We therefore urge readers to approach Serena Korda’s latest commission with extreme caution. Set in the ancient Clough forest at Speke Hall, her temporary outdoor sculpture and sound installation titled The Bell Tree responds to the contemporary artist’s ongoing interest in alternative histories – and herstories – of folklore and witchcraft, whilst exploring the fascinating legacy of hidden rebellions surrounding the 16th century timbre-framed house (which sheltered the Norris family and their resident Roman Catholic priest throughout the turbulent years of the Reformation). Stood before the enchanting veil of hanging bells, which Korda makes using a traditional slipcasting technique (which many will recognise from her recent exhibition at The Hepworth Wakefield), visitors are invited to download a digital audio track created to accompany the piece and immerse themselves in the ‘ringing’ of bluebells played by the bell ringers of St. Michael’s Church in Garston (Liverpool) accompanied by an angry band of fairies performed by local choir Mostly Madrigals and a capella group Mouthful.

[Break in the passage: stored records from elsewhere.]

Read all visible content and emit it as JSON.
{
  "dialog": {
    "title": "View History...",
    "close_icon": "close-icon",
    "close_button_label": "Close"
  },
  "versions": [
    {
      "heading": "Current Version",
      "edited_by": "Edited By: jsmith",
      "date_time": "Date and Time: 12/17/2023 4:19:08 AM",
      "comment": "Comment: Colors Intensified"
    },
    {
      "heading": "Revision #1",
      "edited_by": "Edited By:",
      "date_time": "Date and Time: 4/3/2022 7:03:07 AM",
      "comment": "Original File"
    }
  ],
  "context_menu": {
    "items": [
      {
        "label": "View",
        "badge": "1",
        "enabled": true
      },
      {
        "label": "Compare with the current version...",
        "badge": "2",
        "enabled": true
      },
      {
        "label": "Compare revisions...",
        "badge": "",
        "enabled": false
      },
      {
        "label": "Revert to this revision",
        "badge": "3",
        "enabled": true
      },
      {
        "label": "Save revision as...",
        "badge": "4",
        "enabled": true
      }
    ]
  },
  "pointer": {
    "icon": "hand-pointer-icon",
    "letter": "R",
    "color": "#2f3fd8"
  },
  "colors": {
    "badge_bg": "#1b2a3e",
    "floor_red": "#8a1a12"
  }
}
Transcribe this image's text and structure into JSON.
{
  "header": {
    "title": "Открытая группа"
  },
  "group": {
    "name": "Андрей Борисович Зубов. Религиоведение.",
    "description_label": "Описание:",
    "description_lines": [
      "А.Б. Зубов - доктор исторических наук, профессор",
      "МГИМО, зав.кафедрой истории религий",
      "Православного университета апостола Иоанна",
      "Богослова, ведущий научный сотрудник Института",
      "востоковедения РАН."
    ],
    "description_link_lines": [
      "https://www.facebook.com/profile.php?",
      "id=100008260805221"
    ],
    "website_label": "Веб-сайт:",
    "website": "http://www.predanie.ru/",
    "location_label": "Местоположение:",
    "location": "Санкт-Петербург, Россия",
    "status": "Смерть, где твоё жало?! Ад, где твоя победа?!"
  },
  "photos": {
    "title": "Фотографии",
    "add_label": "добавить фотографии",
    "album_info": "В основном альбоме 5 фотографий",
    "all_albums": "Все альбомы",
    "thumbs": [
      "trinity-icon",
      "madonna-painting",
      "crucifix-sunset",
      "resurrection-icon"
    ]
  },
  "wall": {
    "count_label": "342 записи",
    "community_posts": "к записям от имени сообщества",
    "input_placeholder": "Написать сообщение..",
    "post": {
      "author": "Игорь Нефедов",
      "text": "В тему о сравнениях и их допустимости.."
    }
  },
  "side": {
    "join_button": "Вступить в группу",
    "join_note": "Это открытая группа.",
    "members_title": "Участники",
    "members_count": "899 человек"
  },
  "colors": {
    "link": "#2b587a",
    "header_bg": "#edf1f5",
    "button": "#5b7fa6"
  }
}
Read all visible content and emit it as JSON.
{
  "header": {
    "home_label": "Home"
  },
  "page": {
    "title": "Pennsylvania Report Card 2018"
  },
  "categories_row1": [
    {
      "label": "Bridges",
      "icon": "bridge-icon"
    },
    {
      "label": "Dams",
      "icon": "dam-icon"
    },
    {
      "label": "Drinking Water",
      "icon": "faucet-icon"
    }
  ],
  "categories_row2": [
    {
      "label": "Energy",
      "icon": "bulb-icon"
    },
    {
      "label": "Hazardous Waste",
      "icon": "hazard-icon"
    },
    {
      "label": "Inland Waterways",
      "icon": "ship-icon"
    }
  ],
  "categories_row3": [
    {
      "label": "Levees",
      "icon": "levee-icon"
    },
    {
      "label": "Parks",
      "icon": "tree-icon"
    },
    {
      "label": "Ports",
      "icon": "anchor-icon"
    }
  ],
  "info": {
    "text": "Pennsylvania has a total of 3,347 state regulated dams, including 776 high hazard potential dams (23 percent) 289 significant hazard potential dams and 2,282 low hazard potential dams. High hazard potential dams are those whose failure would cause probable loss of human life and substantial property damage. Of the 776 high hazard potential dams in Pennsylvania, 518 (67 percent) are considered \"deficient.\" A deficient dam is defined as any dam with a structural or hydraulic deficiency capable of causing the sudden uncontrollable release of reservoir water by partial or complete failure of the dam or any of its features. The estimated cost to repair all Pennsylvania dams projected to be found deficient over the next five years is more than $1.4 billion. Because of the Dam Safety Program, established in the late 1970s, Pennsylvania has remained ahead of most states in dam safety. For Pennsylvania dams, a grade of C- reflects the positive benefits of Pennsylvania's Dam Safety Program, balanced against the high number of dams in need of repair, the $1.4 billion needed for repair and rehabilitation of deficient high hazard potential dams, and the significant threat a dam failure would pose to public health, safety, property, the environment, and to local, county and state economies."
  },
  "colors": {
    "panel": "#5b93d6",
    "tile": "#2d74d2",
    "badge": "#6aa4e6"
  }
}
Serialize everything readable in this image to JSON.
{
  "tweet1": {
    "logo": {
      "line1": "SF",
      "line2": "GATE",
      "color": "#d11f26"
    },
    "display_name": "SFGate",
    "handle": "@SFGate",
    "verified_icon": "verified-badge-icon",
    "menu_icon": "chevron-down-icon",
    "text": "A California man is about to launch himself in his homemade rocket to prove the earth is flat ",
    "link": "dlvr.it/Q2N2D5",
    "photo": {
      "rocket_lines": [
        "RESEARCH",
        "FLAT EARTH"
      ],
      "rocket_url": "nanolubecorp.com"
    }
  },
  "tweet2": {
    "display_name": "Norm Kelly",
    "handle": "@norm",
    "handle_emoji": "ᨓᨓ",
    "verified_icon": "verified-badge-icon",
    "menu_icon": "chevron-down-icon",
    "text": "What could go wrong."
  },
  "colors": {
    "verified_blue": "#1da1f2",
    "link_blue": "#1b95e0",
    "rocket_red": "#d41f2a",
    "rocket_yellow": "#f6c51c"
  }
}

Providing you manage to escape the forest’s magical powers (we advise sticking to the paths and not following any trails of breadcrumbs), complete your visit to Speke Hall with a tour of the excellently preserved National Trust Tudor house where you’ll discover its priest hole and secret observation point built into the chimney of one of the bedrooms to allow the occupant to spot when people were approaching. Then head back into Liverpool city centre where a smaller component of The Bell Tree can be found in the outdoor courtyard garden at Bluecoat (where Liverpool Biennial 2018 is currently on show).
The Bell Tree is commissioned by Trust New Art – the National Trust’s programme connecting people to our places through contemporary arts. Whilst you’re visiting Speke Hall, make sure to also catch Stability and Survival – a remarkable indoor display and outdoor exhibition about the life of Miss Adelaide Watt; the independent and powerful Victorian woman who helped preserve Speke Hall and its important legacy for generations to come.